LatinaLista — Identity politics, as defined by Wikipedia, is “ political action to advance the interests of members of a group whose members are oppressed by virtue of a shared and marginalized identity (such as race, ethnicity, religion, gender, sexual orientation, and neurological wiring). The term has been used principally in United States politics since the 1970s.”
If it were not for Obama’s eloquence and unflappable demeanor during the debates and on the campaign trail, there would be arguments made that Obama won the election based on what his election meant as the first President of color rather than the attributes he brings to the most stressful job in the world.
Though critics don’t want to hear it, Obama is President who happens to be African-American.
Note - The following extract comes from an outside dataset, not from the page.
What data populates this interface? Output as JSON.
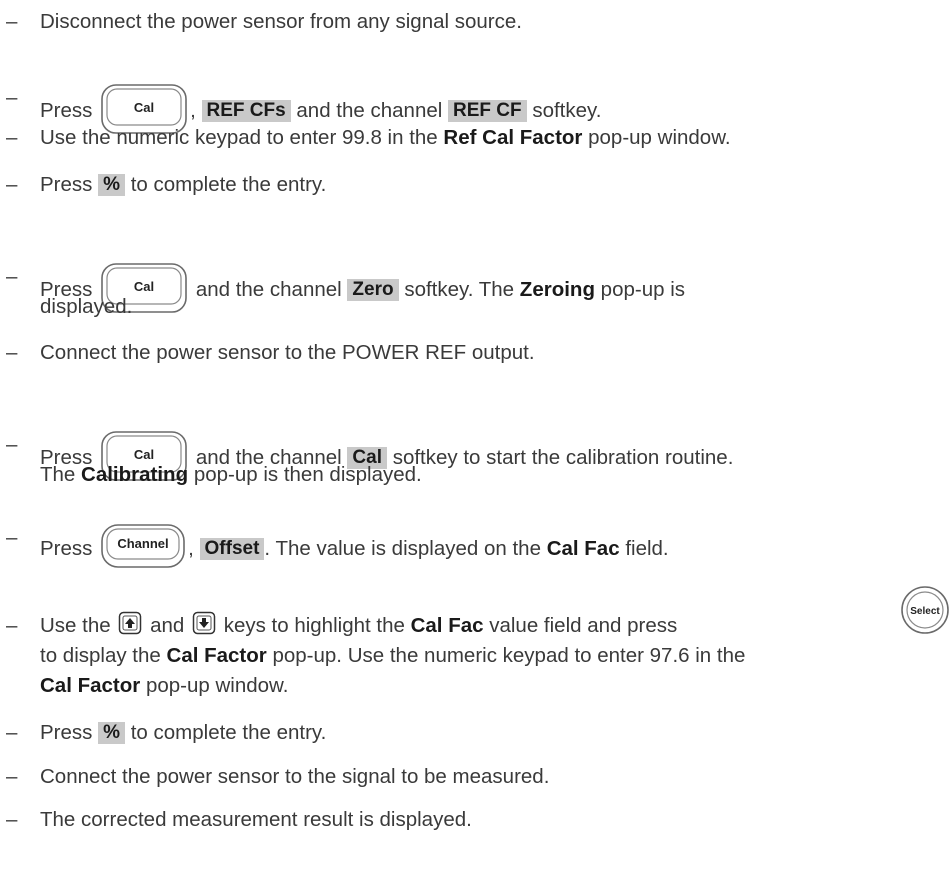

His success in crossing that threshold mandated by the majority against any person of color who has ever run in an election against a white candidate speaks volumes for how far we as a society have come and how far African Americans have come to garner a “national” vote.
Looking at Obama’s success, it’s not illogical for Latinos to want to achieve the same thing — to be able to vote for a Latino candidate more for the qualifications they bring to the table rather than for a familiar surname or ancestral culture.
So, the question remains: Does the election of Obama mean that Latinos can now look past identity politics and vote solely based on qualifications?
Aside from doing a lousy job so far of grooming anyone for national politics that can exercise the kind of restraint, eloquence and intellect like Obama, Latino leadership, on community, state and national levels, have not been known to fully invest in supporting Latino candidates over a political career.
Complacency has settled into maintaining the status quo rather than to grow it. Power in the Latino community in Washington is concentrated into too few hands and when that happens greed and vanity keep a tight reign on those positions and, in turn, limits real power and influence.
So as it stands, unless a Latino candidate shows gross incompetence, he/she will most likely be elected based on the fact that they are Latino/a, and with the growing Latino voting power that was illustrated in this election there is a real possibility that unqualified candidates will be voted into office in the future.
Yet, there is a bright side — something can be done to correct this problem.
Latino leadership, at all levels, must actively start mentoring people who want to run for political office. Not just the young, idealistic, fresh-out-of-college students but the middle-aged residents who know what the issues are, how they impact the community, how they must be changed and have the ganas to change them.
A new attitude must be developed where Latino candidates don’t look at each solely as competitors but as partners in creating a bigger role for Latinos in government —Â again, on all levels.
And lastly, the greater Latino community must do more to create the kinds of opportunities that foster an interest in public service.
It’s only until opportunities to create qualified candidates are available will future Latino candidates earn the national vote and be able to say they are a politician who happens to be Latina/o.